__Task instructions__.
Recreate the entire listing that appears below, exactly.

__Supplied data__.

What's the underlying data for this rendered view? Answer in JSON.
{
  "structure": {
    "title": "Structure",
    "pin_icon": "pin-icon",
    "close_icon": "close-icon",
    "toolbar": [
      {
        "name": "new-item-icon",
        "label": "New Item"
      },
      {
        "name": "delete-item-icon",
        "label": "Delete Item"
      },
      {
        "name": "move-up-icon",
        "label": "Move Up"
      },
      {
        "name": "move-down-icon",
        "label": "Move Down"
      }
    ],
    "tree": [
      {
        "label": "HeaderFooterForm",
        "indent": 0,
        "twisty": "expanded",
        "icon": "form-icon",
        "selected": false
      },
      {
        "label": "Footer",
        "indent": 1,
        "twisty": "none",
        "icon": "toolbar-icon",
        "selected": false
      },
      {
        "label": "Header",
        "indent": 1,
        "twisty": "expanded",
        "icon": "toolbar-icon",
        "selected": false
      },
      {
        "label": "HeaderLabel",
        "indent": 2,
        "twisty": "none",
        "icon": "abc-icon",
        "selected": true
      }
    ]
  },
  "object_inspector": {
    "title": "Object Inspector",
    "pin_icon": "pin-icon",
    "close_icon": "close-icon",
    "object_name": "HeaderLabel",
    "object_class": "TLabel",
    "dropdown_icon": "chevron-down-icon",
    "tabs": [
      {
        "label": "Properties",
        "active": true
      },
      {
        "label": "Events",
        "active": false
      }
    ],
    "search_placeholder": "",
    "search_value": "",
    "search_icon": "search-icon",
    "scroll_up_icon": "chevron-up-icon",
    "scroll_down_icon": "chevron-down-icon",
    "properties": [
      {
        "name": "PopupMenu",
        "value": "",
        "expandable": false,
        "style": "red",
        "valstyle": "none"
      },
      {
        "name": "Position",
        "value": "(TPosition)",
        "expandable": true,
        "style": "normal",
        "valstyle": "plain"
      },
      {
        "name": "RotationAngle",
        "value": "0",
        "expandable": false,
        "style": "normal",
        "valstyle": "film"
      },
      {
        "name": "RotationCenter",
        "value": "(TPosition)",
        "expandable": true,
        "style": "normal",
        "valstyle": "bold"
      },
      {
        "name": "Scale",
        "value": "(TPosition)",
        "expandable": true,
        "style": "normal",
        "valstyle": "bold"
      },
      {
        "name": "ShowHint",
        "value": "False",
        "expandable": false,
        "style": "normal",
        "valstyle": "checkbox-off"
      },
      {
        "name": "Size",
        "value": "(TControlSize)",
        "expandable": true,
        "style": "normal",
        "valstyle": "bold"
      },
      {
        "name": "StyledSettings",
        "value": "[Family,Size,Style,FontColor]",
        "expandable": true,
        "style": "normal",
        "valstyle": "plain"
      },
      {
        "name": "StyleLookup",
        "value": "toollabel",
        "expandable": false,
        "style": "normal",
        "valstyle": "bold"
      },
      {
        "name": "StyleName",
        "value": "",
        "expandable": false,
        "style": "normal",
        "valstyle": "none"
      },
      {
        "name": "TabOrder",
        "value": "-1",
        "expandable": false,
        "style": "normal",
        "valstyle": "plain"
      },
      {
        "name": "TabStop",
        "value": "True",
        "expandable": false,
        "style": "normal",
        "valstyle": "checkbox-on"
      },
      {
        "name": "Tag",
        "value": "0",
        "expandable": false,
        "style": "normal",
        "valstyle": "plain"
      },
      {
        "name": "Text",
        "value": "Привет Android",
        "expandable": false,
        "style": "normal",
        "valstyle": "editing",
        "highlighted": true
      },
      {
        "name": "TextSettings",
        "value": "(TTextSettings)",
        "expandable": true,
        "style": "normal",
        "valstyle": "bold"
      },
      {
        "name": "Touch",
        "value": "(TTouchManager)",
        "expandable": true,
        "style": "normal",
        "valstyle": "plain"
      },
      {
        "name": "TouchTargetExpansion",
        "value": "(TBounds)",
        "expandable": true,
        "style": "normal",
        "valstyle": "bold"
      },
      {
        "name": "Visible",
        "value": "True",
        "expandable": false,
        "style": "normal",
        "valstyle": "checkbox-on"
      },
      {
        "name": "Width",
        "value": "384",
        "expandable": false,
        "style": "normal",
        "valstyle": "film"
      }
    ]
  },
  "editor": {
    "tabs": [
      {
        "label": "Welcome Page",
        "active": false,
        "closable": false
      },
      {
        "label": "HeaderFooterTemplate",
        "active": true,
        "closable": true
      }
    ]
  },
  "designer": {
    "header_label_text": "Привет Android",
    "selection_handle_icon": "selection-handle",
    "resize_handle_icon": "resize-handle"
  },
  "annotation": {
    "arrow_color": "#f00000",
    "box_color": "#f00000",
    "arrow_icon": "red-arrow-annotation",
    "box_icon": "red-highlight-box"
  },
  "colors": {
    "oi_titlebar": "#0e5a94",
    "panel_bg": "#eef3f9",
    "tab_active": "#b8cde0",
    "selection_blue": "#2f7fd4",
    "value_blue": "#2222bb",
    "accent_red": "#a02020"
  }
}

__Answer box__.
What's the underlying data for this rendered view? Answer in JSON.
{
  "structure": {
    "title": "Structure",
    "pin_icon": "pin-icon",
    "close_icon": "close-icon",
    "toolbar": [
      {
        "name": "new-item-icon",
        "label": "New Item"
      },
      {
        "name": "delete-item-icon",
        "label": "Delete Item"
      },
      {
        "name": "move-up-icon",
        "label": "Move Up"
      },
      {
        "name": "move-down-icon",
        "label": "Move Down"
      }
    ],
    "tree": [
      {
        "label": "HeaderFooterForm",
        "indent": 0,
        "twisty": "expanded",
        "icon": "form-icon",
        "selected": false
      },
      {
        "label": "Footer",
        "indent": 1,
        "twisty": "none",
        "icon": "toolbar-icon",
        "selected": false
      },
      {
        "label": "Header",
        "indent": 1,
        "twisty": "expanded",
        "icon": "toolbar-icon",
        "selected": false
      },
      {
        "label": "HeaderLabel",
        "indent": 2,
        "twisty": "none",
        "icon": "abc-icon",
        "selected": true
      }
    ]
  },
  "object_inspector": {
    "title": "Object Inspector",
    "pin_icon": "pin-icon",
    "close_icon": "close-icon",
    "object_name": "HeaderLabel",
    "object_class": "TLabel",
    "dropdown_icon": "chevron-down-icon",
    "tabs": [
      {
        "label": "Properties",
        "active": true
      },
      {
        "label": "Events",
        "active": false
      }
    ],
    "search_placeholder": "",
    "search_value": "",
    "search_icon": "search-icon",
    "scroll_up_icon": "chevron-up-icon",
    "scroll_down_icon": "chevron-down-icon",
    "properties": [
      {
        "name": "PopupMenu",
        "value": "",
        "expandable": false,
        "style": "red",
        "valstyle": "none"
      },
      {
        "name": "Position",
        "value": "(TPosition)",
        "expandable": true,
        "style": "normal",
        "valstyle": "plain"
      },
      {
        "name": "RotationAngle",
        "value": "0",
        "expandable": false,
        "style": "normal",
        "valstyle": "film"
      },
      {
        "name": "RotationCenter",
        "value": "(TPosition)",
        "expandable": true,
        "style": "normal",
        "valstyle": "bold"
      },
      {
        "name": "Scale",
        "value": "(TPosition)",
        "expandable": true,
        "style": "normal",
        "valstyle": "bold"
      },
      {
        "name": "ShowHint",
        "value": "False",
        "expandable": false,
        "style": "normal",
        "valstyle": "checkbox-off"
      },
      {
        "name": "Size",
        "value": "(TControlSize)",
        "expandable": true,
        "style": "normal",
        "valstyle": "bold"
      },
      {
        "name": "StyledSettings",
        "value": "[Family,Size,Style,FontColor]",
        "expandable": true,
        "style": "normal",
        "valstyle": "plain"
      },
      {
        "name": "StyleLookup",
        "value": "toollabel",
        "expandable": false,
        "style": "normal",
        "valstyle": "bold"
      },
      {
        "name": "StyleName",
        "value": "",
        "expandable": false,
        "style": "normal",
        "valstyle": "none"
      },
      {
        "name": "TabOrder",
        "value": "-1",
        "expandable": false,
        "style": "normal",
        "valstyle": "plain"
      },
      {
        "name": "TabStop",
        "value": "True",
        "expandable": false,
        "style": "normal",
        "valstyle": "checkbox-on"
      },
      {
        "name": "Tag",
        "value": "0",
        "expandable": false,
        "style": "normal",
        "valstyle": "plain"
      },
      {
        "name": "Text",
        "value": "Привет Android",
        "expandable": false,
        "style": "normal",
        "valstyle": "editing",
        "highlighted": true
      },
      {
        "name": "TextSettings",
        "value": "(TTextSettings)",
        "expandable": true,
        "style": "normal",
        "valstyle": "bold"
      },
      {
        "name": "Touch",
        "value": "(TTouchManager)",
        "expandable": true,
        "style": "normal",
        "valstyle": "plain"
      },
      {
        "name": "TouchTargetExpansion",
        "value": "(TBounds)",
        "expandable": true,
        "style": "normal",
        "valstyle": "bold"
      },
      {
        "name": "Visible",
        "value": "True",
        "expandable": false,
        "style": "normal",
        "valstyle": "checkbox-on"
      },
      {
        "name": "Width",
        "value": "384",
        "expandable": false,
        "style": "normal",
        "valstyle": "film"
      }
    ]
  },
  "editor": {
    "tabs": [
      {
        "label": "Welcome Page",
        "active": false,
        "closable": false
      },
      {
        "label": "HeaderFooterTemplate",
        "active": true,
        "closable": true
      }
    ]
  },
  "designer": {
    "header_label_text": "Привет Android",
    "selection_handle_icon": "selection-handle",
    "resize_handle_icon": "resize-handle"
  },
  "annotation": {
    "arrow_color": "#f00000",
    "box_color": "#f00000",
    "arrow_icon": "red-arrow-annotation",
    "box_icon": "red-highlight-box"
  },
  "colors": {
    "oi_titlebar": "#0e5a94",
    "panel_bg": "#eef3f9",
    "tab_active": "#b8cde0",
    "selection_blue": "#2f7fd4",
    "value_blue": "#2222bb",
    "accent_red": "#a02020"
  }
}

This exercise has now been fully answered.